It starts as far back as my earliest memories, when I took toy train sets and made the most elaborate scenes my young mind could image with them. I was drawn to creating something grand with my bare hands, even if it was just a toy set from Ikea.
Luckily for me, my parents encouraged my passion for working with my hands. My father stumbled on Forged in Fire, a tv show the two of us would watch for hours as blacksmiths competed with skillsets that I didn’t even realize could lead to a career. By the time I reached high school, my parents were pushing me to explore career and technical education (CTE) classes where I could learn using my hands.
One day in Mr. Walmer’s woods and metals class at Wilson High School, and I was hooked.
I discovered a class that didn’t just peak my interests above the rest – I discovered a class that made my other classes relevant to me. I can remember taking a test in Geometry – a subject that had been a snooze-fest for me – and realizing that I knew answers to questions that would have stumped me before.
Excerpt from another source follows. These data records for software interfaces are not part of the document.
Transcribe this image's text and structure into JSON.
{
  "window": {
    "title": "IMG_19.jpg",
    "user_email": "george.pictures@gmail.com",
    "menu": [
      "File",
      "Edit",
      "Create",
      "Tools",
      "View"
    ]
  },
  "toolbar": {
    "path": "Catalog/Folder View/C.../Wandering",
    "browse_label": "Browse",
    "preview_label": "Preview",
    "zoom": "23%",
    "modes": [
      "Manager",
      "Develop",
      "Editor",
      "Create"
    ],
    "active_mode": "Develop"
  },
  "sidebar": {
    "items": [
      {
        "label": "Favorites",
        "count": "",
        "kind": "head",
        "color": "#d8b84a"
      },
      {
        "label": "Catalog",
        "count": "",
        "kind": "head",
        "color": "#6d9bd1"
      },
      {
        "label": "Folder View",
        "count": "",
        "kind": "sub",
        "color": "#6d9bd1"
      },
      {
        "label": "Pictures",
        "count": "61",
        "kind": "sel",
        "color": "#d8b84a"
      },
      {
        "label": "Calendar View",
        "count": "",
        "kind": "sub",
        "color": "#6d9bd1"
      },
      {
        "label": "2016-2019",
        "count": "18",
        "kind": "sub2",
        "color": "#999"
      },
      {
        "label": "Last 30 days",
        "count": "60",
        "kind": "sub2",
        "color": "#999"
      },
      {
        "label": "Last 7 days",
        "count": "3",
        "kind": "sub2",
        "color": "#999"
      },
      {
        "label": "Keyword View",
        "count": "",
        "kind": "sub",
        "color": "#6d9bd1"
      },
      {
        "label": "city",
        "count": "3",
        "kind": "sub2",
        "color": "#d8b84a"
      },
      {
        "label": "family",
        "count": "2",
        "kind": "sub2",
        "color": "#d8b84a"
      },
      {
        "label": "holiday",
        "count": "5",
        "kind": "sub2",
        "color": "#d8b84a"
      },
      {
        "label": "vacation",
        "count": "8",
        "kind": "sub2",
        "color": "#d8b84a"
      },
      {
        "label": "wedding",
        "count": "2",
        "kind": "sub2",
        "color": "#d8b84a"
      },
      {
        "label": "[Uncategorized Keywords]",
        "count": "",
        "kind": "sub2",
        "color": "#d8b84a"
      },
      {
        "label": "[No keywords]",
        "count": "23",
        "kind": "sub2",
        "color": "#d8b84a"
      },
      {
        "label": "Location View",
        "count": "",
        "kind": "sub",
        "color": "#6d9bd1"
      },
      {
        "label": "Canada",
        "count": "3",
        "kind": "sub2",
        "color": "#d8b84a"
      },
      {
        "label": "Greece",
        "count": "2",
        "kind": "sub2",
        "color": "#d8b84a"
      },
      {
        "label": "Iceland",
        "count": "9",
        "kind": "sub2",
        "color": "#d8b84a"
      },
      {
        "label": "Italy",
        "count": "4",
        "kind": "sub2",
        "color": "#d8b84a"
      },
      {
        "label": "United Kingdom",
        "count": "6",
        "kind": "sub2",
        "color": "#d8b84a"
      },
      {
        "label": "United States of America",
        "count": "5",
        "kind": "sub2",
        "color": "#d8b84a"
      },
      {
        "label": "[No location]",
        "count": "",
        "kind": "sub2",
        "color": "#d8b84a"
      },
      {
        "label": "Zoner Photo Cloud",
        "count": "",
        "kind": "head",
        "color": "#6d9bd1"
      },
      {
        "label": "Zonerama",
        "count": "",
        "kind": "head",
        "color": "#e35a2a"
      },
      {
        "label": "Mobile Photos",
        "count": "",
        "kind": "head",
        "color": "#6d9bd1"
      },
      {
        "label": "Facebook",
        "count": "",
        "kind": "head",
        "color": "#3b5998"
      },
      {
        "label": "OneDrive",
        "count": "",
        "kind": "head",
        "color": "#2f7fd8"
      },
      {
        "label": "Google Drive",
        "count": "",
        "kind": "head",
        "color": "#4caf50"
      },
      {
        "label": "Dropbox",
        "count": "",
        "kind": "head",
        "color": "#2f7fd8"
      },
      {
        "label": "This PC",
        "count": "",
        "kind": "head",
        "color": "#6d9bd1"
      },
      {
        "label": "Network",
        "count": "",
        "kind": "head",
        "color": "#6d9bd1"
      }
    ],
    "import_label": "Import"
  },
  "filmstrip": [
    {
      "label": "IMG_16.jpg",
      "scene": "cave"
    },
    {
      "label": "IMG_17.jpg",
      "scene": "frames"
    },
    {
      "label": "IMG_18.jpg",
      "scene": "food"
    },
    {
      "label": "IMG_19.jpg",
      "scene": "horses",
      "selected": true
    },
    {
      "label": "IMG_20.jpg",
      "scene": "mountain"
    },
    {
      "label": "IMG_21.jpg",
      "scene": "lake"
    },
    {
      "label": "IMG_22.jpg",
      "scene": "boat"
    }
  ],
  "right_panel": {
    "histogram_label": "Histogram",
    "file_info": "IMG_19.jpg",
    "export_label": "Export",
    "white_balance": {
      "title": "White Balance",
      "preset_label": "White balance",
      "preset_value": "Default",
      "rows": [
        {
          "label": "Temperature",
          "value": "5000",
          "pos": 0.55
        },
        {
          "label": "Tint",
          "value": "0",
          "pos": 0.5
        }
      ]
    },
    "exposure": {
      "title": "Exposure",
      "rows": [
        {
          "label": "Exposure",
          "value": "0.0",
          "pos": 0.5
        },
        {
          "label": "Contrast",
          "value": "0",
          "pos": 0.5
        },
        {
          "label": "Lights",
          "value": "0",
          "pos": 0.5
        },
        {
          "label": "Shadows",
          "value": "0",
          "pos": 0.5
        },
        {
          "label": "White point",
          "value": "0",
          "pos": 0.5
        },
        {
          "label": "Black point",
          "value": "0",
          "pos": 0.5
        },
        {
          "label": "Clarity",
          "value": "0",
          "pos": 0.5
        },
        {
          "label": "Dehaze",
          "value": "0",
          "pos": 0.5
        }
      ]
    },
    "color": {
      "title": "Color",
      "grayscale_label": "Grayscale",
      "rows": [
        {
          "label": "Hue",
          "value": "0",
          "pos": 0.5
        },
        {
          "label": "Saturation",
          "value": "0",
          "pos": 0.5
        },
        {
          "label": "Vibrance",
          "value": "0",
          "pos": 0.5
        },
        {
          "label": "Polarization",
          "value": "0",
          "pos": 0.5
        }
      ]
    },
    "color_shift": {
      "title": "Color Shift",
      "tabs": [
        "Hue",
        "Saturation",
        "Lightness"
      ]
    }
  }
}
As I stared at the page, I thought to myself: I know this – I just used it an hour ago to size my latest woods project.
There was a time when I thought I was born too late for the skills I was learning, but that fear couldn’t be further from the truth. When a tree fell in our backyard, those same skills allowed me to turn the trunk into planks, and the planks into a shield. I used a CNC machine to carve a crest into it to symbolize the care my parents gave me growing up, and gave them a gift from the heart, built by my hands, with the wood they grew.
I’ve learned that your own creativity is the only limit to what you can make in a woods and metals shop, but the most important things I’ve forged are friendships and a career path. I made fast friends with classmates who shared my passion for working with their hands. I partnered with someone who soon became one of my best friends, and together built a bench that’s still in use at Wilson High School today.
People sit on it at lunch all the time, and when I walk by, I think to myself, “I did that.”
It will come as no surprise to you that I joined as many woods and metals courses as I could, even becoming a T.A. to continue my work senior year. And now as my time in high school draws to a close, I’m off to Oregon State University to major in education and become the woods and metals teacher that inspires the next generation of kids who are driven to create with their hands.
But that future also depends on Oregon’s commitment to career and technical education (CTE) funding. You can help by making sure lawmakers know you want full Measure 98 funding in 2019. Those funds help support CTE courses like woods and metals in every school district in the state.